[[ PROVIDED RECORDS open ]]

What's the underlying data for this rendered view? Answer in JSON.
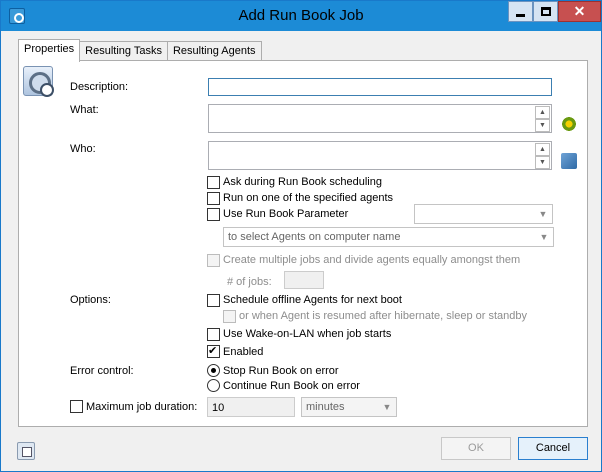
{
  "window": {
    "title": "Add Run Book Job",
    "close_glyph": "✕"
  },
  "tabs": [
    {
      "label": "Properties",
      "active": true
    },
    {
      "label": "Resulting Tasks",
      "active": false
    },
    {
      "label": "Resulting Agents",
      "active": false
    }
  ],
  "form": {
    "description_label": "Description:",
    "description_value": "",
    "what_label": "What:",
    "who_label": "Who:",
    "ask_scheduling": {
      "label": "Ask during Run Book scheduling",
      "checked": false
    },
    "run_on_one": {
      "label": "Run on one of the specified agents",
      "checked": false
    },
    "use_param": {
      "label": "Use Run Book Parameter",
      "checked": false,
      "combo_value": ""
    },
    "agents_combo": "to select Agents on computer name",
    "create_multiple": {
      "label": "Create multiple jobs and divide agents equally amongst them",
      "checked": false
    },
    "num_jobs_label": "# of jobs:",
    "num_jobs_value": "",
    "options_label": "Options:",
    "schedule_offline": {
      "label": "Schedule offline Agents for next boot",
      "checked": false
    },
    "resumed": {
      "label": "or when Agent is resumed after hibernate, sleep or standby",
      "checked": false
    },
    "wake_on_lan": {
      "label": "Use Wake-on-LAN when job starts",
      "checked": false
    },
    "enabled": {
      "label": "Enabled",
      "checked": true
    },
    "error_control_label": "Error control:",
    "stop_on_error": {
      "label": "Stop Run Book on error",
      "selected": true
    },
    "continue_on_error": {
      "label": "Continue Run Book on error",
      "selected": false
    },
    "max_duration": {
      "label": "Maximum job duration:",
      "checked": false,
      "value": "10",
      "unit": "minutes"
    }
  },
  "buttons": {
    "ok": "OK",
    "cancel": "Cancel"
  },
  "icons": {
    "app": "runbook-gear-icon",
    "what_picker": "gear-plus-icon",
    "who_picker": "agents-icon",
    "bottom": "window-icon"
  }
}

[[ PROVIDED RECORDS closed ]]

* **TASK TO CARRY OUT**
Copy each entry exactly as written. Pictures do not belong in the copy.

* **FINISHED EXERCISE**
What's the underlying data for this rendered view? Answer in JSON.
{
  "window": {
    "title": "Add Run Book Job",
    "close_glyph": "✕"
  },
  "tabs": [
    {
      "label": "Properties",
      "active": true
    },
    {
      "label": "Resulting Tasks",
      "active": false
    },
    {
      "label": "Resulting Agents",
      "active": false
    }
  ],
  "form": {
    "description_label": "Description:",
    "description_value": "",
    "what_label": "What:",
    "who_label": "Who:",
    "ask_scheduling": {
      "label": "Ask during Run Book scheduling",
      "checked": false
    },
    "run_on_one": {
      "label": "Run on one of the specified agents",
      "checked": false
    },
    "use_param": {
      "label": "Use Run Book Parameter",
      "checked": false,
      "combo_value": ""
    },
    "agents_combo": "to select Agents on computer name",
    "create_multiple": {
      "label": "Create multiple jobs and divide agents equally amongst them",
      "checked": false
    },
    "num_jobs_label": "# of jobs:",
    "num_jobs_value": "",
    "options_label": "Options:",
    "schedule_offline": {
      "label": "Schedule offline Agents for next boot",
      "checked": false
    },
    "resumed": {
      "label": "or when Agent is resumed after hibernate, sleep or standby",
      "checked": false
    },
    "wake_on_lan": {
      "label": "Use Wake-on-LAN when job starts",
      "checked": false
    },
    "enabled": {
      "label": "Enabled",
      "checked": true
    },
    "error_control_label": "Error control:",
    "stop_on_error": {
      "label": "Stop Run Book on error",
      "selected": true
    },
    "continue_on_error": {
      "label": "Continue Run Book on error",
      "selected": false
    },
    "max_duration": {
      "label": "Maximum job duration:",
      "checked": false,
      "value": "10",
      "unit": "minutes"
    }
  },
  "buttons": {
    "ok": "OK",
    "cancel": "Cancel"
  },
  "icons": {
    "app": "runbook-gear-icon",
    "what_picker": "gear-plus-icon",
    "who_picker": "agents-icon",
    "bottom": "window-icon"
  }
}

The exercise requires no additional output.